Glen Cayley, Vice President – Technical, Shell U.K. Limited, said: “Shell are very excited that the British Science Festival is coming to Aberdeen and proud to have been able to play a part in bringing it here. We are sure that it will give a huge boost to science, technology, engineering and maths - subjects that are vital, not just to our industry, but to the whole country. Aberdeen is a centre of science excellence, so it is wonderful that the Festival will be here.”
Tim Smith, Vice President, Communications & External Affairs, BP North Sea, said: “The British Science Festival offers an unrivalled opportunity to showcase some of the scientific talent and ingenuity that we have both in Aberdeen and throughout Scotland. I am delighted that BP are supporting the return of this major festival to Aberdeen, after an absence of nearly 50 years, putting Scotland once again at the heart of scientific activity and debate.”
|Tuesday - 4 September 2012|
Making sense: speckled computing
The future of our polar regions
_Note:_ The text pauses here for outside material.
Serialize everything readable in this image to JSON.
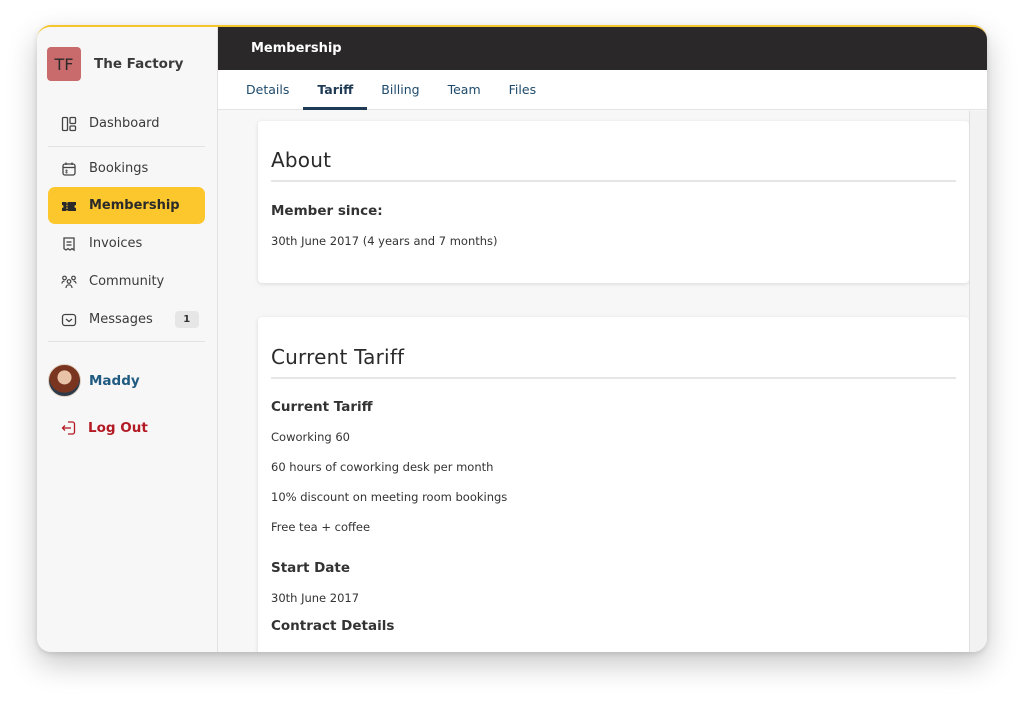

Café controversial: Never work with children or animals?
Running free from locked-in syndrome
Smarter phones enabling a smarter countryside?
Festival of the spoken nerd
|Wednesday - 5 September 2012|
Food addiction: Fact or fiction?
Your life story in our hands
From quantum gravity in the early universe to quantum engineering deep subsea
15.30-16.30 - Fraser Noble Building, Lecture Theatre 3
Performance science in Olympic and Paralympic sports
Café Sci: Are we alone and when will we know?
Murder, Mystery and Microscopes
|Thursday - 6 September 2012|
The holy grail of dieting: Can we eat less and not feel hungry?
The next war will be fought over water
Uncovering the secrets of the LHC
Blowing the mind in the media
|Friday - 7 September 2012|
Life down below: The search for a deep biosphere on Earth and beyond
Myth Busters: What’s up with your gut?
Cannabis: Weeding out the highs and lows
Future of food
Secret life of the skeleton
An audience with Bill Bryson
|Saturday - 8 September 2012|
Sharking around at MacDuff
How to solve crimes with mathematics
Feeding the nine billion
Why don't we eat as we intend? The psychology of dietary control
No Head, No Problem: Can we grow missing body parts?
Can you be religious and scientific (without going crazy)?
|Sunday - 9 September 2012|
Rising Tide: the submerged archaeology of Orkney
Taxing people for unhealthy behaviours or rewarding healthy behaviours?
The war within us: Fighting infection
Showing mercy or a licence to kill? Assisted suicide
Maths and computing magic show
Programmes, Magazines and Blogs
The University of Aberdeen has added Scientia to its collection of in-house magazines to coincide with the launch of the British Science Festival.
Scientia introduces readers to the range of scientific research underway at the University of Aberdeen, and highlights the institution's key research themes. Groundbreaking research featured ranges from global food security to maintaining our health from cradle to grave.
|Follow our British Science Festival blog|